And then I went on to listen to Martha Argerich and Jan Lisiecki-- which latter performance caused me to drive off into thinking about child prodigies-- someone else had mentioned Augustin Hadelich the other day and of course I had never heard of him--... there may be a post in that subject for you.... Did search and read your post from July last year. It is such a commonplace, the pushy and driven parent pursuing the poor child to neuroses and worse, that it tends to be overlooked, perhaps, that, as you wrote, a child, however naturally talented, needs parents and teachers to assist the cultivation/education in appropriate ways.

Bryan Townsend said...

All I can speak to is how I use the words "crispness" and "clarity" when talking about music. For me, "crisp" always describes the rhythmic aspect. It is a positive virtue meaning that the rhythms are well-articulated, incisive and compelling. It is the opposite of dull, sodden, lagging and drooping! "Clarity" on the other hand usually refers to the texture. It means that you can hear and distinguish the different voices easily. A similar term would be referring to a "transparent" texture. Mozart and Bach are known for the clarity of their writing. The opposite would be a thick or opaque texture where what you hear is a great lump of sound. The ideal examples of this might be Wagner and Bruckner. But I feel I should offer a caveat. It is characteristic of Romantic music that it have a full, rich sound and the fuller and richer you make it, the more difficult it is to have a clear, transparent texture. But that wasn't their goal anyway.

Marc Puckett said...

Ah; thanks! But you don't want to say that the Romantics forgot that clarity is a virtue, perhaps? they had other priorities in their composing, I suppose.

Bryan Townsend said...

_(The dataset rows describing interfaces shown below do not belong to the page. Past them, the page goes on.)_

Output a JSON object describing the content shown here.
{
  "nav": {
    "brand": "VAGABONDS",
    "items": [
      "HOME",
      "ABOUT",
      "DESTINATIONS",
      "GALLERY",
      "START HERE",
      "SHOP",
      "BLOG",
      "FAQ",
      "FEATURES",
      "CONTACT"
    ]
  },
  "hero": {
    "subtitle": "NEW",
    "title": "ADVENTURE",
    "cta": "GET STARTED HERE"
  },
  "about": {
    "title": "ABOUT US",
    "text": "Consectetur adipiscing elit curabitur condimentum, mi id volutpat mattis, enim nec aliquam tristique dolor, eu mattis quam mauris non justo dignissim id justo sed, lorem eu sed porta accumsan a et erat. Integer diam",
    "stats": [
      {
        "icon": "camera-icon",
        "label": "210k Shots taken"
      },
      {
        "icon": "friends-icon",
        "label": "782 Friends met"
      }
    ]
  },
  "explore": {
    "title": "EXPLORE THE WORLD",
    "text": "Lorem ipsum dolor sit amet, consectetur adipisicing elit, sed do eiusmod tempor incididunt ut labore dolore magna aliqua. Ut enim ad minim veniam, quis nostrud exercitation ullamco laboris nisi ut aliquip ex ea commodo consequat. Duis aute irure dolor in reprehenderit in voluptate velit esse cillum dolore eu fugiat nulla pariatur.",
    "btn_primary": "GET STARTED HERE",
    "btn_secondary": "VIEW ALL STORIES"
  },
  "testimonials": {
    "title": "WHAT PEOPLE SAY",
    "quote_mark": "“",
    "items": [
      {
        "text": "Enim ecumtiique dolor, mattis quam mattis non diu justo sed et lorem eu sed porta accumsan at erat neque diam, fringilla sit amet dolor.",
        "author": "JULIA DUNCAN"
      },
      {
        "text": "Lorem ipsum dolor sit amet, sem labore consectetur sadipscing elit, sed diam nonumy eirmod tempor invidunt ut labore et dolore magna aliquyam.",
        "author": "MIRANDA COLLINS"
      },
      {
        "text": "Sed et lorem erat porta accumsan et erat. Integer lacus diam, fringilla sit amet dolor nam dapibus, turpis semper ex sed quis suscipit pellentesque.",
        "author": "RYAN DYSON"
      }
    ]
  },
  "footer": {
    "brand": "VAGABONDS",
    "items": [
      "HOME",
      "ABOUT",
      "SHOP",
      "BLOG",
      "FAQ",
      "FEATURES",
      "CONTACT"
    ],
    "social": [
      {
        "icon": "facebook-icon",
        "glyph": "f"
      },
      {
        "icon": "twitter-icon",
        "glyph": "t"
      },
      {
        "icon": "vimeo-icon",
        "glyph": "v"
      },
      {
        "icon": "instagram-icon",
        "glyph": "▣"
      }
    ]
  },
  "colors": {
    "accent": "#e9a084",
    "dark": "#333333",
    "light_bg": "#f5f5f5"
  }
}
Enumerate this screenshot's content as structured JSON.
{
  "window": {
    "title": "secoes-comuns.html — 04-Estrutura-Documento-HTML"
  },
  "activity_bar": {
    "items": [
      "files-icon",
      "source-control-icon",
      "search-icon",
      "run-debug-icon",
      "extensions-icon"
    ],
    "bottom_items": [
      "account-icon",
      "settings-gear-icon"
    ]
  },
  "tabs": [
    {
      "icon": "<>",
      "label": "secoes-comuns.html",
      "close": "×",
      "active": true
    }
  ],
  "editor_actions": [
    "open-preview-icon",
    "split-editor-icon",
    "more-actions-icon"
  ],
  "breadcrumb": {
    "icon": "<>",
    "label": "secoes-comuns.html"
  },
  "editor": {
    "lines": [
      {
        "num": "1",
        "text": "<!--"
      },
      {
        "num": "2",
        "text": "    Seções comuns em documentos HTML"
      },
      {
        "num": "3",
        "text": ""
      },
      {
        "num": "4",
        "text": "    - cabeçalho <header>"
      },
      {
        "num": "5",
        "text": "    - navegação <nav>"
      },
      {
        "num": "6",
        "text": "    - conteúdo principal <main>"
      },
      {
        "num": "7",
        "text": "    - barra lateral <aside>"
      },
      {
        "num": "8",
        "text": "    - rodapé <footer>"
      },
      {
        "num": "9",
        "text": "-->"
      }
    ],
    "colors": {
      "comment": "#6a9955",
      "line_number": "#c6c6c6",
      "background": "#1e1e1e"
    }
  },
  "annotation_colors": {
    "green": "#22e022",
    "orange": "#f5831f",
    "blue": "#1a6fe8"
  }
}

I've been accused of being a "classicist" to which I reply, "guilty!" But yes, the Romantics had other qualities they wanted to emphasize: rich, resonant and all-embracing warmth.